Monday, June 24, 2013

Queensland Garden Expo–Gotcha! Plants will be in attendance!

Garden Expo

The Queensland Garden Expo is by far my favourite garden show. Personally, I think it is as good or better than the Sydney one. If you are in Queensland, make sure you get to the Queensland Garden Expo on the Sunshine Coast (Nambour showgrounds – you can catch the train from Brisbane, after which it is a 1km or so walk). Aside from the CPs that Gotcha! Plants will sell, it is an excellent day out for everyone, regardless of whether they are hard core gardeners of not.

Have a look at Gotcha! Plants’ website here if you haven’t already to see what they offer: .

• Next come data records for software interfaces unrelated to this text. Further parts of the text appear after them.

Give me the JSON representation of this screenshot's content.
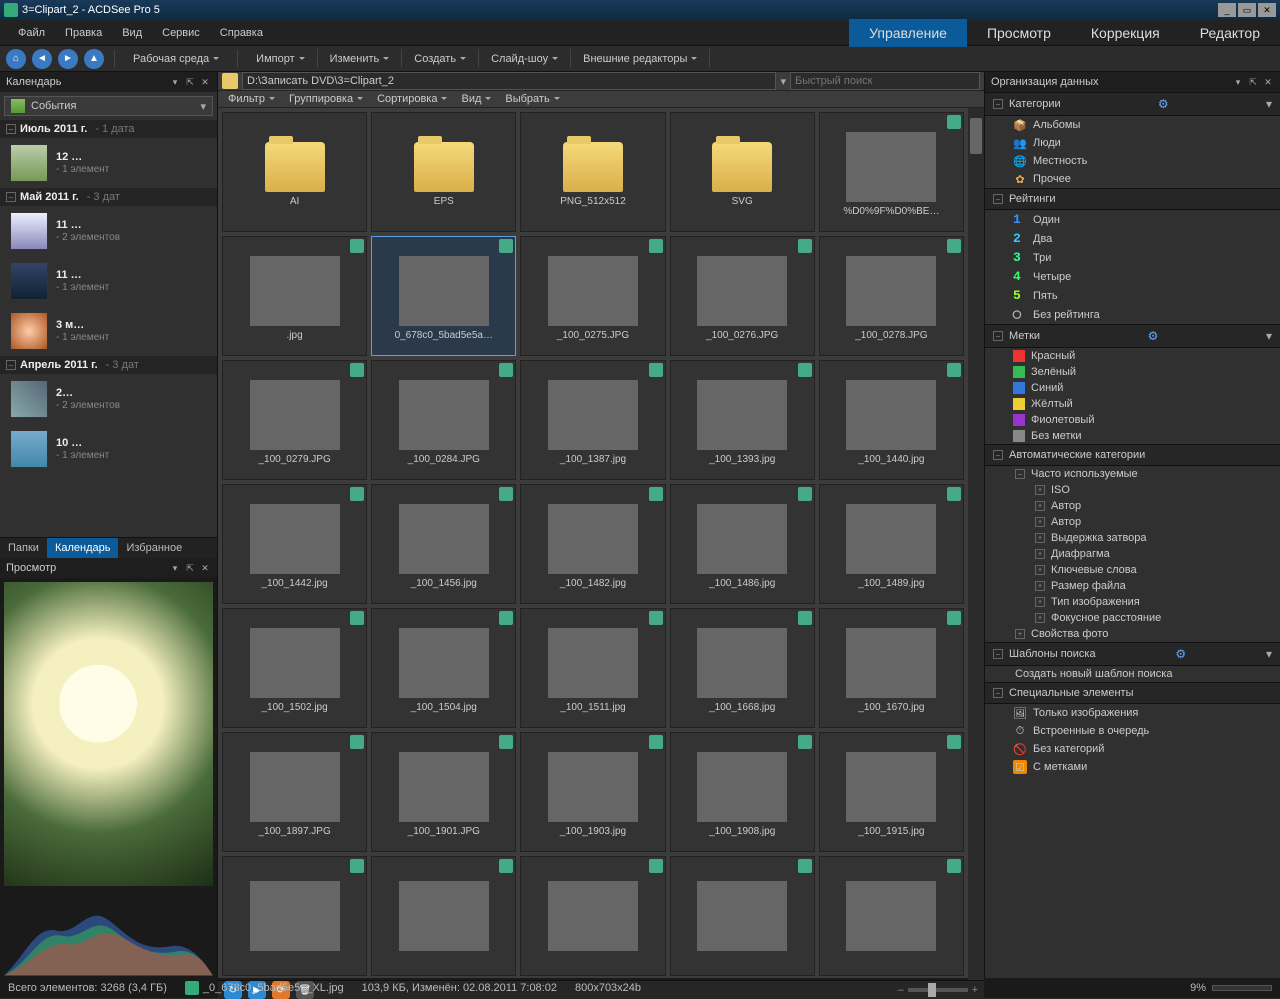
{
  "title": "3=Clipart_2 - ACDSee Pro 5",
  "menu": {
    "items": [
      "Файл",
      "Правка",
      "Вид",
      "Сервис",
      "Справка"
    ]
  },
  "modes": {
    "tabs": [
      "Управление",
      "Просмотр",
      "Коррекция",
      "Редактор"
    ],
    "active": 0
  },
  "toolbar": {
    "workspace": "Рабочая среда",
    "menus": [
      "Импорт",
      "Изменить",
      "Создать",
      "Слайд-шоу",
      "Внешние редакторы"
    ]
  },
  "left": {
    "calendar_title": "Календарь",
    "events_label": "События",
    "months": [
      {
        "name": "Июль 2011 г.",
        "dates": "- 1 дата",
        "items": [
          {
            "day": "12 …",
            "count": "- 1 элемент",
            "thumb": "tc9"
          }
        ]
      },
      {
        "name": "Май 2011 г.",
        "dates": "- 3 дат",
        "items": [
          {
            "day": "11 …",
            "count": "- 2 элементов",
            "thumb": "tc2"
          },
          {
            "day": "11 …",
            "count": "- 1 элемент",
            "thumb": "tc10"
          },
          {
            "day": "3 м…",
            "count": "- 1 элемент",
            "thumb": "tc6"
          }
        ]
      },
      {
        "name": "Апрель 2011 г.",
        "dates": "- 3 дат",
        "items": [
          {
            "day": "2…",
            "count": "- 2 элементов",
            "thumb": "tc1"
          },
          {
            "day": "10 …",
            "count": "- 1 элемент",
            "thumb": "tc13"
          }
        ]
      }
    ],
    "tabs": {
      "papki": "Папки",
      "kalendar": "Календарь",
      "izbrannoe": "Избранное"
    },
    "preview_title": "Просмотр"
  },
  "path": "D:\\Записать DVD\\3=Clipart_2",
  "search_placeholder": "Быстрый поиск",
  "filterbar": {
    "items": [
      "Фильтр",
      "Группировка",
      "Сортировка",
      "Вид",
      "Выбрать"
    ]
  },
  "thumbs": [
    {
      "label": "AI",
      "folder": true
    },
    {
      "label": "EPS",
      "folder": true
    },
    {
      "label": "PNG_512x512",
      "folder": true
    },
    {
      "label": "SVG",
      "folder": true
    },
    {
      "label": "%D0%9F%D0%BE…",
      "cls": "tc2"
    },
    {
      "label": ".jpg",
      "cls": "tc4"
    },
    {
      "label": "0_678c0_5bad5e5a…",
      "cls": "tc7",
      "selected": true
    },
    {
      "label": "_100_0275.JPG",
      "cls": "tc10"
    },
    {
      "label": "_100_0276.JPG",
      "cls": "tc10"
    },
    {
      "label": "_100_0278.JPG",
      "cls": "tc14"
    },
    {
      "label": "_100_0279.JPG",
      "cls": "tc5"
    },
    {
      "label": "_100_0284.JPG",
      "cls": "tc12"
    },
    {
      "label": "_100_1387.jpg",
      "cls": "tc6"
    },
    {
      "label": "_100_1393.jpg",
      "cls": "tc9"
    },
    {
      "label": "_100_1440.jpg",
      "cls": "tc13"
    },
    {
      "label": "_100_1442.jpg",
      "cls": "tc2"
    },
    {
      "label": "_100_1456.jpg",
      "cls": "tc8"
    },
    {
      "label": "_100_1482.jpg",
      "cls": "tc12"
    },
    {
      "label": "_100_1486.jpg",
      "cls": "tc12"
    },
    {
      "label": "_100_1489.jpg",
      "cls": "tc11"
    },
    {
      "label": "_100_1502.jpg",
      "cls": "tc14"
    },
    {
      "label": "_100_1504.jpg",
      "cls": "tc1"
    },
    {
      "label": "_100_1511.jpg",
      "cls": "tc4"
    },
    {
      "label": "_100_1668.jpg",
      "cls": "tc11"
    },
    {
      "label": "_100_1670.jpg",
      "cls": "tc6"
    },
    {
      "label": "_100_1897.JPG",
      "cls": "tc8"
    },
    {
      "label": "_100_1901.JPG",
      "cls": "tc8"
    },
    {
      "label": "_100_1903.jpg",
      "cls": "tc9"
    },
    {
      "label": "_100_1908.jpg",
      "cls": "tc9"
    },
    {
      "label": "_100_1915.jpg",
      "cls": "tc4"
    },
    {
      "label": " ",
      "cls": "tc11"
    },
    {
      "label": " ",
      "cls": "tc9"
    },
    {
      "label": " ",
      "cls": "tc6"
    },
    {
      "label": " ",
      "cls": "tc14"
    },
    {
      "label": " ",
      "cls": "tc9"
    }
  ],
  "right": {
    "title": "Организация данных",
    "categories": {
      "title": "Категории",
      "items": [
        {
          "icon": "📦",
          "label": "Альбомы",
          "color": "#5bc"
        },
        {
          "icon": "👥",
          "label": "Люди",
          "color": "#e95"
        },
        {
          "icon": "🌐",
          "label": "Местность",
          "color": "#5cb"
        },
        {
          "icon": "✿",
          "label": "Прочее",
          "color": "#ea5"
        }
      ]
    },
    "ratings": {
      "title": "Рейтинги",
      "items": [
        "Один",
        "Два",
        "Три",
        "Четыре",
        "Пять"
      ],
      "none": "Без рейтинга"
    },
    "labels": {
      "title": "Метки",
      "items": [
        {
          "color": "#e33",
          "label": "Красный"
        },
        {
          "color": "#3b5",
          "label": "Зелёный"
        },
        {
          "color": "#37d",
          "label": "Синий"
        },
        {
          "color": "#ec3",
          "label": "Жёлтый"
        },
        {
          "color": "#93c",
          "label": "Фиолетовый"
        }
      ],
      "none": "Без метки"
    },
    "autocat": {
      "title": "Автоматические категории",
      "freq": "Часто используемые",
      "items": [
        "ISO",
        "Автор",
        "Автор",
        "Выдержка затвора",
        "Диафрагма",
        "Ключевые слова",
        "Размер файла",
        "Тип изображения",
        "Фокусное расстояние"
      ],
      "props": "Свойства фото"
    },
    "templates": {
      "title": "Шаблоны поиска",
      "create": "Создать новый шаблон поиска"
    },
    "special": {
      "title": "Специальные элементы",
      "items": [
        {
          "icon": "🖼",
          "label": "Только изображения"
        },
        {
          "icon": "⏱",
          "label": "Встроенные в очередь"
        },
        {
          "icon": "🚫",
          "label": "Без категорий"
        },
        {
          "icon": "☑",
          "label": "С метками",
          "color": "#e80"
        }
      ]
    }
  },
  "status": {
    "total": "Всего элементов: 3268  (3,4 ГБ)",
    "file": "_0_678c0_5bad5e5a_XL.jpg",
    "details": "103,9 КБ, Изменён: 02.08.2011 7:08:02",
    "dims": "800x703x24b",
    "pct": "9%"
  }
}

I’ve also reviewed Gotcha’s nursery here and here. As you can see, they have awesome plants, all grown from seed. This could be your chance to get hold of that plant you’ve been after, but never found!

As a bit of nostalgia - I’ve visited nearly every year since 1992, mainly looking for carnivorous plants. I’ve seen a number of nurseries and CP suppliers come and go over the years at the expo, and the number and diversity of CPs on sale rise and fall.

  • 1992 had maybe two sellers, one with a few ex tissue cultured venus’s flytraps and some Drosera spathulata that suspiciously looked like they had been grubbed up from somewhere.
  • 1993-1996 saw no CPs whatsoever on sale – a few VFTs if you were lucky.
  • The expo had a sort of renaissance from 1997 on. One nursery sold Exotica Plants Nepenthes and increasing numbers of Sarracenia from Fly Free Zone in the years 1997-2000.
  • In 2001 through 2003, an orchid nursery took over with Exotica’s Nepenthes, while Sarracenia all but disappeared.
  • In 2004, the aforementioned orchid nursery again selling large numbers of magnificent Nepenthes from Exotica Plants, plus Fly Free Zone themselves selling Sarracenia, Cephalotus and Drosera, plus Drosera, Dionaea and Utricularia from the just starting out Gotcha! Plants.
  • 2005 was supposedly even better (according to my family – I was stuck in Sydney), with Gotcha! and Living Traps selling huge numbers of magnificent plants (including 30 cm Heliamphora!).

Since then, Gotcha! has become the only seller of CPs, but they provide a reliably high amount of diversity and excellent plants (in fact, they provide a better range at their stall than what Triffid Park do at their stalls – with the possible exceptions of Darlingtonia and Cephalotus).

So make sure you go if you can – you won’t be sorry!

Sunday, June 23, 2013

Hard core evidence for the uninitiated that Venus’s flytraps ARE NOT TROPICAL!!!!

Although this is old news for CP people, you would be surprised how many people new to carnivorous plants still think the Venus’s flytrap is a tropical plant from the rainforests of Madagascar (especially kids who got their entire natural history education from the movie Madagascar). In fact, most times I see people looking at Venus’s flytraps at a nursery, I nearly always hear someone describe them as being from tropical Madagascan rainforests and having the ability to drop dead for no reason.

frozen vft_thumb[1]

So, to help dispel this myth is a photo I took yesterday of my frozen Venus’s flytraps. Note the ice in the tray, and that the Sphagnum moss they are growing in is frozen completely solid.

Saturday, June 22, 2013

Frozen sundews (with compliments to Carl Mazur)


My yard this morning after a -4.8C frost. The temperature was just rising above freezing as I took the photo; note the termination of the frost along the shadow line on the lawn. The pots were frozen solid and there was an ice film on the water trays.

Recently, fellow CP blogger Carl Mazur from Canada blogged about his success with Drosera binata forms in the USDA climate zone 6b. As Carl was interested to try additional species, I wrote him some suggestions based on my experience in growing Drosera species in the frosty political wastes of city of Canberra, which is the coldest major city in Australia. For the record, Canberra has a USDA zone equivalent of Zone 8. This morning proved to be a fresh one at –4.8C, so I took a few photos of my Drosera surviving under the cold conditions. Hope you enjoy Carl!

Sunday, June 16, 2013

If you are an experienced CP grower and read only one post on my blog…


Sarracenia flava var. cuprea “Helmut’s Rosy Red”. I lost this plant from my collection and it took a few years before I got another division. What happened? read on…

Make sure it is this one:

It took a while to figure it out – I had been loosing Sarracenia from my collection each year, and thought it was some sort of fungus. Each time it was the same – wilting pitchers, and death a few days later. But when I had some colleagues who are plant pathologists examine the plants, they could not find any obvious signs of fungal (or bacterial) infection.

Eventually, I brought them a plant just beginning to show signs of distress, and when we examined it, we found fertiliser deposits on the roots and rhizome. The diagnosis – fertiliser burn. And what made it worse was that the plant in question had not been fertilised – the deposits had originated from other pots and precipitated out of the water.